  15. I like him with the Locs but I know that's not the point. You know that we also moved your post over to Culturally Fluent families and started a pretty good conversation. What I'd like to see more of is people putting themselves in the position of the children and what I see instead is APs talking about the issues from the perspective of how they affect them and how they will handle them. There is too little discussion about how children feel when they experience slights and different treatment.

    As always you are you doing your part.

  16. Robbin,

    You did me the honor of commenting on my blog on my post related to yours. I thought I would do the same here.

    As I said in my comments section, the cool thing about the blogosphere is the diversity of opinion. We disagree on this one. No harm, no foul.

    Racism and prejudice are a fact of life for black people in America. Non-black parents of black children need to know that.

    I, too, have a brother who has been stopped by police simply for being black. In fact, as they left a hotel where they were staying on vacation, my brother and his friends--hard-working, educated, professionals all--were stopped and surrounded by several police cars and officers with guns drawn. See, someone saw them exchanging money to settle up for their hotel tab and assumed their transaction MUST have been drug-related. And so, those good kids wound up face down on the side of a highway, which had been closed, btw, in preparation for the take down of a car full of "vicious drug dealers." I shudder today when I think of how that event could have gone wrong.

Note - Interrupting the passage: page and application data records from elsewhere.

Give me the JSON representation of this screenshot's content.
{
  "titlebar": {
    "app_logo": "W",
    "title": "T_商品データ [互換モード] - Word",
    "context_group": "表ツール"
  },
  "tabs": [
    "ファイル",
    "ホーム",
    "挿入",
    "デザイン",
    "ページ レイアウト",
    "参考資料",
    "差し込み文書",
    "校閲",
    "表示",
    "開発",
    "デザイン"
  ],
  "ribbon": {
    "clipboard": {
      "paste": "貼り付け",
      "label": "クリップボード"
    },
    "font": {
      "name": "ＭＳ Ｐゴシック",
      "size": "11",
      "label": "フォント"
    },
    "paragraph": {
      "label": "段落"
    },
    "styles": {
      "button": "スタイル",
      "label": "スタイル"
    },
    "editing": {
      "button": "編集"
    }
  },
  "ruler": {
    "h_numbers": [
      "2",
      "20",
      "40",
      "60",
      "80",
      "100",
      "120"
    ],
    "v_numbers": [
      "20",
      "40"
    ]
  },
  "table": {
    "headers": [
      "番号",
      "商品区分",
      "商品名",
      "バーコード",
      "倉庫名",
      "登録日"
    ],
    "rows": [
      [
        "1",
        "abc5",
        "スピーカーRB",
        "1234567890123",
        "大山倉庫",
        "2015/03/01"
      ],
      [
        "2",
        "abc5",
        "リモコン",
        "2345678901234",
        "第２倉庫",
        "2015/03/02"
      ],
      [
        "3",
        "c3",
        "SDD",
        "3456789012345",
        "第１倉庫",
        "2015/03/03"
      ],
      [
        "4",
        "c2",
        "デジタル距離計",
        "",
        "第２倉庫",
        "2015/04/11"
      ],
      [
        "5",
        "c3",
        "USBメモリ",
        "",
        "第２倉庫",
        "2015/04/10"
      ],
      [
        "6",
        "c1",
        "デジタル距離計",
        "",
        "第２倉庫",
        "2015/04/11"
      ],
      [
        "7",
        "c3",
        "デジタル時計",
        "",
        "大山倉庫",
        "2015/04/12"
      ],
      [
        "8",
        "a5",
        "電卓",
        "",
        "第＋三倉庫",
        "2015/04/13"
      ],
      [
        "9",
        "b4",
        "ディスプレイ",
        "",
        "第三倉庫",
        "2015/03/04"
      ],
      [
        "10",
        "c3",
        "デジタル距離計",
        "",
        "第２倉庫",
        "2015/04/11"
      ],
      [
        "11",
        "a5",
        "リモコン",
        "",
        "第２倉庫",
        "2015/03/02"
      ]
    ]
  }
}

    Of course, neither by brothers nor his friends have locs, cornrows, saggy clothes or any of the accepted markers of delinquency. I know you know that it doesn't matter. It was their blackness that was the problem.

    Unfortunately, black hair isn't "just hair." It's appearance is given extra significance because we live in a culture that assumes the supremacy of white physicality. Non-black parents of black children need to know this, too. Did you catch the furor that erupted early last year when a Glamour magazine editor told a roomful of female attorneys that natural, black hairstyles were unprofessional and too political? Little black girls loved to have their hair pressed straight, because we are acculturated to believe that long, flowing hair is the ultimate in beauty, not the curly, kinky, fuzzy hair that many people with African descent (not all) have.

    I stopped straightening my hair three years ago, some 15 years into my career. Would I have come this far this fast had I always worn my hair natural (say locs instead of a sraight, shoulder-length bob)? I don't know.

    But I disagree that the response to bigotry and bias should be acquiescence. I disagree that we should abet little black girls in hating their natural hair and coveting straight hair. I would rather see a little girl rocking healthy locs than a kiddie perm (I don't find nearly the ire on the Internet for parents who make the equally-permanent decision to chemically straighten a child's hair.)

    Whew! Sorry to write a dissertation on this. But, I guess my bottom line is that I am a black woman who is well aware of all the politics of black hair. But I think parents that find ways to affirm their child's identity through hairstyles that work best with natural, black hair (locs included) should be applauded, not scolded.